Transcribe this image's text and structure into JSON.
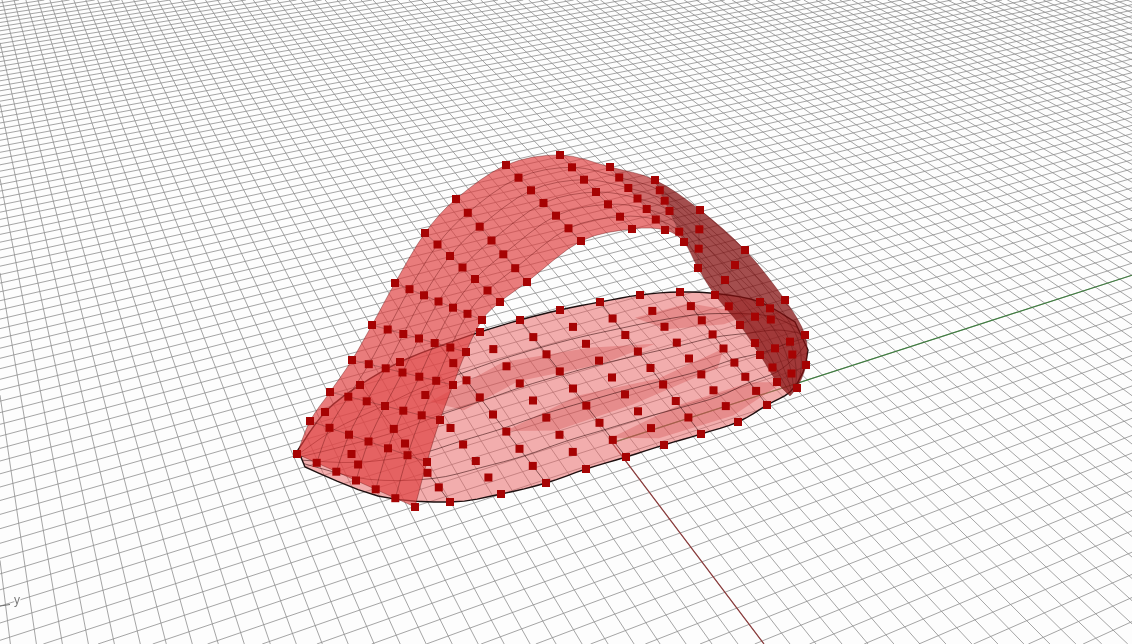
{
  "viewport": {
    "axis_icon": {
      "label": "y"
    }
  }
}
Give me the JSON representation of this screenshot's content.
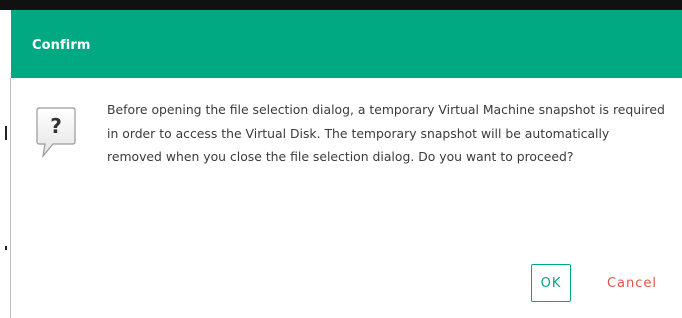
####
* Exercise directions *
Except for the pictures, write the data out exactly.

* Exercise answer *
Transcribe this image's text and structure into JSON.
{
  "viewport": {
    "axis_icon": {
      "label": "y"
    }
  }
}
Give me the JSON representation of this screenshot's content.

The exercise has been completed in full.